▶ _Exercise_:
Which lines of the records hold the string "AreaDaoTest"? Report only how many of them there are.

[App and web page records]

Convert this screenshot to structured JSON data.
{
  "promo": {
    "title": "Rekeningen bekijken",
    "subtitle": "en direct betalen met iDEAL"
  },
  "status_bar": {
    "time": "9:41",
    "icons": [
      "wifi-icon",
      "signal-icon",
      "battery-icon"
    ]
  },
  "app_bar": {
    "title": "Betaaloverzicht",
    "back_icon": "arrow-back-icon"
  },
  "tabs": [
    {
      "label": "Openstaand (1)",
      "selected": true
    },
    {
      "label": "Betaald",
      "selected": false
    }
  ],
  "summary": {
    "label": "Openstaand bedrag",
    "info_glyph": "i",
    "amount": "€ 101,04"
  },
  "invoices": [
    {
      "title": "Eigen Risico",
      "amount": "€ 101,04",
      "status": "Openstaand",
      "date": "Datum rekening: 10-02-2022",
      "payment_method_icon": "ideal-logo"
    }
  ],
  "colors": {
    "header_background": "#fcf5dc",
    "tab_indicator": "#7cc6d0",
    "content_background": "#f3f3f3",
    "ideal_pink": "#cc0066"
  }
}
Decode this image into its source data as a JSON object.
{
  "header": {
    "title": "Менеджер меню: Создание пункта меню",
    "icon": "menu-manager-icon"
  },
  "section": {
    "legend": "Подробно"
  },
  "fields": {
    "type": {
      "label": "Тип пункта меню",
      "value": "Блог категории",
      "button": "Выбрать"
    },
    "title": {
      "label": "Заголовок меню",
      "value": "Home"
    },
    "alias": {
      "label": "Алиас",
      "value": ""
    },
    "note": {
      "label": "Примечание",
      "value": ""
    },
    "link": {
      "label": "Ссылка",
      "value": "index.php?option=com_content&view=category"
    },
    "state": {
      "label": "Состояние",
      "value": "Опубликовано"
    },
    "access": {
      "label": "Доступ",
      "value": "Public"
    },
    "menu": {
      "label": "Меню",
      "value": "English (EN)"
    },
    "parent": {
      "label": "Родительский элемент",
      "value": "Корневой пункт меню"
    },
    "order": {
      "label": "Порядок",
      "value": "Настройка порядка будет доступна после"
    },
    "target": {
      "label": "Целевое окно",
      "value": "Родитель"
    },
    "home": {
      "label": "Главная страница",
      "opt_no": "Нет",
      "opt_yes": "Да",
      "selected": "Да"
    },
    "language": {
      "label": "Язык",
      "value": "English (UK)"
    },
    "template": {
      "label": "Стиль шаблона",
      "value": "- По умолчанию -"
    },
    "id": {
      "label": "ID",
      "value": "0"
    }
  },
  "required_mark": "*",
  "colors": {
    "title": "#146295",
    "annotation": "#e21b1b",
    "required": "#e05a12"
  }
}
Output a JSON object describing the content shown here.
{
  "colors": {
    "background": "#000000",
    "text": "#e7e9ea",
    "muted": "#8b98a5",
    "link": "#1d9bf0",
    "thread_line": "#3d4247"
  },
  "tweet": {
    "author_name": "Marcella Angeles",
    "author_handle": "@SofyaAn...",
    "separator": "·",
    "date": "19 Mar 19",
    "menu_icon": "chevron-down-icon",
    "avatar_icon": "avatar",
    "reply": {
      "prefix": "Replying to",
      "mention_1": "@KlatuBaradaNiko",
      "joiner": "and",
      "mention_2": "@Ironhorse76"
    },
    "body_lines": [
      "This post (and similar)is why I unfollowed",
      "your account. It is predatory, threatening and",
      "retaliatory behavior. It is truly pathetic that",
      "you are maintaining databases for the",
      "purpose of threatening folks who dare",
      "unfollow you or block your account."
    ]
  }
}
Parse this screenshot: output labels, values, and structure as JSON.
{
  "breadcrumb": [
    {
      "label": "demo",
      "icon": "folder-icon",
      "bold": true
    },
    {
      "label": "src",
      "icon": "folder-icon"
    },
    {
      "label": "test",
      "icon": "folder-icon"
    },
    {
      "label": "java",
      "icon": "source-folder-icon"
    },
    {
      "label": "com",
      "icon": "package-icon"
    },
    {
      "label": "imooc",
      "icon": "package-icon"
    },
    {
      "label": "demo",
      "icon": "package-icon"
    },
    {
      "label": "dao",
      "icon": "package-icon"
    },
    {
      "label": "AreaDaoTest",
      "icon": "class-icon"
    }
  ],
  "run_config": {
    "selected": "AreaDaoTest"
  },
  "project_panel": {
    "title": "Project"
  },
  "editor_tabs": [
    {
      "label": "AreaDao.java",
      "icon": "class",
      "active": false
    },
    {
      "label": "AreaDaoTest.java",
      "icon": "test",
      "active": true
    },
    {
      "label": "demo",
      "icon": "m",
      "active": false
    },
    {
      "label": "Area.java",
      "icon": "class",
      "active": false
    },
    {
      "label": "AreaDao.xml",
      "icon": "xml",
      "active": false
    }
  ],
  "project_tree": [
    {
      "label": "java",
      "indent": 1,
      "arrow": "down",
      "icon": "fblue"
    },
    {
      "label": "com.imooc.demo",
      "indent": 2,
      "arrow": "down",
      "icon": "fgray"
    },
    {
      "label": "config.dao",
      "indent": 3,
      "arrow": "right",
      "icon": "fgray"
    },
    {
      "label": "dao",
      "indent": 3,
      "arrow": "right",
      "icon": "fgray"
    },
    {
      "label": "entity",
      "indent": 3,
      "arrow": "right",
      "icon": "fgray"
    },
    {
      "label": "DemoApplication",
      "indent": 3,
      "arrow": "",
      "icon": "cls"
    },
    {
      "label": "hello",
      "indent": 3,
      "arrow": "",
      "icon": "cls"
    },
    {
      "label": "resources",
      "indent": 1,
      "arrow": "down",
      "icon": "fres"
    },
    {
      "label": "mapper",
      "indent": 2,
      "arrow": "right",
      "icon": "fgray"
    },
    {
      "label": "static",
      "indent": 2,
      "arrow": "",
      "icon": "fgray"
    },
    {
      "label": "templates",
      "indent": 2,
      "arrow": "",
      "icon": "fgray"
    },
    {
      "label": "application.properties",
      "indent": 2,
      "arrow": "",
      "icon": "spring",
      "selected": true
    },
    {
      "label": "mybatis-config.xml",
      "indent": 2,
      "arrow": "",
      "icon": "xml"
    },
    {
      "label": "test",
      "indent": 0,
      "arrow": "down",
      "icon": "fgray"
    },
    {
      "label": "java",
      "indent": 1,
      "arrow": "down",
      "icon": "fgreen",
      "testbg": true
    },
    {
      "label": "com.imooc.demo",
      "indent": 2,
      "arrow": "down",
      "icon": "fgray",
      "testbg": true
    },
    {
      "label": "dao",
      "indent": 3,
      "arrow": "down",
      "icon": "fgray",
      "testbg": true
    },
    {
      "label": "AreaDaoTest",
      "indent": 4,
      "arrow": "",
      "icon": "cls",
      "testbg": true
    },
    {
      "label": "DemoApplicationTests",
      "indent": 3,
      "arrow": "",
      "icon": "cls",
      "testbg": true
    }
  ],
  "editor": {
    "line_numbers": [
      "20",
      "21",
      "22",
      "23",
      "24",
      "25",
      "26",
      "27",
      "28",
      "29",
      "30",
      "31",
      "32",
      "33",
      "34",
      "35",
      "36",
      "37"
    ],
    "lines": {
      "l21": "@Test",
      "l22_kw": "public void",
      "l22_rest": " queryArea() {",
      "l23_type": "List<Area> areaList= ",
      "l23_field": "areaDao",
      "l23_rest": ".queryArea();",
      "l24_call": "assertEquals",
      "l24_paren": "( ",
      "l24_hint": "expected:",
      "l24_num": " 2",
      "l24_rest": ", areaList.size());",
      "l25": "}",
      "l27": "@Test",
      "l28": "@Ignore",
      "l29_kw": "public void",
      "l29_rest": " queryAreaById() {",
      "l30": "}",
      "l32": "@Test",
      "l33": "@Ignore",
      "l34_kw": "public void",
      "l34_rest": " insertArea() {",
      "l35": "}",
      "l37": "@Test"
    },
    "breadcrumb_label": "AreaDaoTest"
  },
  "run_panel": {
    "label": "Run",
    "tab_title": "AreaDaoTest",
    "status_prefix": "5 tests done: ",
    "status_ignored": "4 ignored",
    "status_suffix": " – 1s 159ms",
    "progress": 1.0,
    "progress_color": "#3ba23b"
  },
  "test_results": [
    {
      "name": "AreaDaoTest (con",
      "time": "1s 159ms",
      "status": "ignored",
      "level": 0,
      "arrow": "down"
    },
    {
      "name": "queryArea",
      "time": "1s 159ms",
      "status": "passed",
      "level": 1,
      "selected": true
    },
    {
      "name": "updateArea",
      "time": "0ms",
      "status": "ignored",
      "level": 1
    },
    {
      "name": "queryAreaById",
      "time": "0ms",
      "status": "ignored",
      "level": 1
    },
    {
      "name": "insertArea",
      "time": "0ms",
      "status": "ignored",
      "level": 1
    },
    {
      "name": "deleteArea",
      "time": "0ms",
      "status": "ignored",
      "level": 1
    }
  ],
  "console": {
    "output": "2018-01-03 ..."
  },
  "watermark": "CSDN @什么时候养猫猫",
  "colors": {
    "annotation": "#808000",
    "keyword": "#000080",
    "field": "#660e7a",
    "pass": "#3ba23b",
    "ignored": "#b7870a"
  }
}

▶ _Your response_:
7